I know of a man who labored at a place where they literally didn’t care much whether employees lived or died. The position was on 7 days a week. This place was a terrible place and conditions were Dickensian. People died there as the result of horrible incidents and their deaths apparently only served to inconvenience management due to the required slowdown in production. Sound impossible? Yet even under these conditions, he did the very best he could. In time he became more and more popular to management as he was outspoken about the circumstances that surrounded them and also stood up for those around him. And in all things he did his best and called it straight. I salute those in these types of situations and for their willingness to work – in spite of all things they stand an example to all as good workers. You may know of some who labor before the Lord in similar manner.

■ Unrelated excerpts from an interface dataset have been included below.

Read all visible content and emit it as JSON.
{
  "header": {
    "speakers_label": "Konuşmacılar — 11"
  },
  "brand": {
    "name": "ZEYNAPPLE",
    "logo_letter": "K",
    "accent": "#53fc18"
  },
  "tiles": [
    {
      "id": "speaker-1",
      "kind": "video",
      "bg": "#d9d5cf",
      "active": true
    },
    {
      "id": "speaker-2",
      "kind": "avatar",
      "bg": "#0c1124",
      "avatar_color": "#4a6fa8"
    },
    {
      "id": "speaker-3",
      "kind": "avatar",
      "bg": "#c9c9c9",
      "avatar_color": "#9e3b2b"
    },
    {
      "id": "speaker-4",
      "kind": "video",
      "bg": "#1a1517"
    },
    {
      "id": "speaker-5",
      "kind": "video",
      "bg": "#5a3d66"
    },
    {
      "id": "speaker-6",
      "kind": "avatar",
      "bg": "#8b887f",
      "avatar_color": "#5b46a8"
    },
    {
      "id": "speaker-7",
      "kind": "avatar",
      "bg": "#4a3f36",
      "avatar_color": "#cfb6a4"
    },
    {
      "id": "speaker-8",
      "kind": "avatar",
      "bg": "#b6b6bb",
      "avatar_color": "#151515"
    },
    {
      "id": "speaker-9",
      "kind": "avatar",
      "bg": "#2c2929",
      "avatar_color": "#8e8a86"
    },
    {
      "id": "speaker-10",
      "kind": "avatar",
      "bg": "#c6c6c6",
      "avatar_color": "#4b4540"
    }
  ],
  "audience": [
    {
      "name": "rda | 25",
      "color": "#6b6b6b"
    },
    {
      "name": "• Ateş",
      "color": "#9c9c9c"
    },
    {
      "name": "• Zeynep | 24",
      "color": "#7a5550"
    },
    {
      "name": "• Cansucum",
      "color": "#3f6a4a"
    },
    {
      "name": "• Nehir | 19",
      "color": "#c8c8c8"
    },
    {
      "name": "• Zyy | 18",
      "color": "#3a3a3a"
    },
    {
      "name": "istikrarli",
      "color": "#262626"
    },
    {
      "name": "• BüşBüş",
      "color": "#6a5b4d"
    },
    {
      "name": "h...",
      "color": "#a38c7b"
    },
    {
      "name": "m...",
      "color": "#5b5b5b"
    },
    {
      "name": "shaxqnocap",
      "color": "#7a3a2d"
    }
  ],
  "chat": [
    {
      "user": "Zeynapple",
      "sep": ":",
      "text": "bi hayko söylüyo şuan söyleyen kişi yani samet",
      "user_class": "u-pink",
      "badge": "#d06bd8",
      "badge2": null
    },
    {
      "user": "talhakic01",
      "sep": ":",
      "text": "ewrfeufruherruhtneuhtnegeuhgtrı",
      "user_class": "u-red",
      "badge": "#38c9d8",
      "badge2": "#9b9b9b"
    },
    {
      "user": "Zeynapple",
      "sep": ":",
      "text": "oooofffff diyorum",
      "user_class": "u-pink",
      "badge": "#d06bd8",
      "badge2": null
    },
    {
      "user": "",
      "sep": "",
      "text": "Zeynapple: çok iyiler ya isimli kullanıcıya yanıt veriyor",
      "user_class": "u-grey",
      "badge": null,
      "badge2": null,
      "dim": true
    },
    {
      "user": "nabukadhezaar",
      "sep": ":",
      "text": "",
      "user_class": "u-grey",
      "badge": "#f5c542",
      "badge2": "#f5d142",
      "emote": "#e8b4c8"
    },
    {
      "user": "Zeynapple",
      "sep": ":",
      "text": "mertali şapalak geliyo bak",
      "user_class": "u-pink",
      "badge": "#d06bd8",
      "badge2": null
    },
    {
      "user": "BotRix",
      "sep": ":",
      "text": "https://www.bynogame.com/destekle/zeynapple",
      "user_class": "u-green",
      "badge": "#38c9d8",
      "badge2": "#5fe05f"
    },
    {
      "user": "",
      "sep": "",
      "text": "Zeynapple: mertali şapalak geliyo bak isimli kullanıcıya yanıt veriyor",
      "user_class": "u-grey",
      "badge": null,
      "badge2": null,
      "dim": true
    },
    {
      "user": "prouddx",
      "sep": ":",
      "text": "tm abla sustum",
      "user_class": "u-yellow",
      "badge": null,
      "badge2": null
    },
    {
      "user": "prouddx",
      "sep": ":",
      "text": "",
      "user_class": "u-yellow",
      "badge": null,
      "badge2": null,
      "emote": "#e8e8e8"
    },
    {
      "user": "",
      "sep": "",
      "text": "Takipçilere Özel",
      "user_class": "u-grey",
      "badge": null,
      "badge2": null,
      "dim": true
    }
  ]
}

Perhaps our own families might reject us or run us off. We might end up in jobs working for folks that dont pay attention or who wont even look after their own things, and who like those above, dont really care. We might be moved from place to place, might get set up by scurrilous sorts and be accused unjustly. We could loose our positions or find our way into terrible personal turmoil to languish in dead end positions or worse. We could be pushed or simply escorted out the door. Conversely, we could end up highly sought out in areas of specialty and could become corporate or government giants second only to a President or CEO with power and prestige due to handling our duties, our time and our affairs correctly. Any and all could occur. Let the wheel of fortune spin.
In all things, what should be our reaction to any change, to the days direction and to any business we have set before us and our part in it? Well, simply put, it is to do the best we can to serve God and his Christ and to perform our duties honorably- just like Joseph who is described above but in modern terms. Even if found as slaves were told to work at if we are the master – a hard showing in any age.
Duty and honor aren’t mere letters stretched together forming words; they are more when said aloud than the sound the vowels make drifting off into the air. These are not antique concepts. We are not called to be just like the rest of the herd – we are called to be godly in both word and deed – no matter which way the herd moves.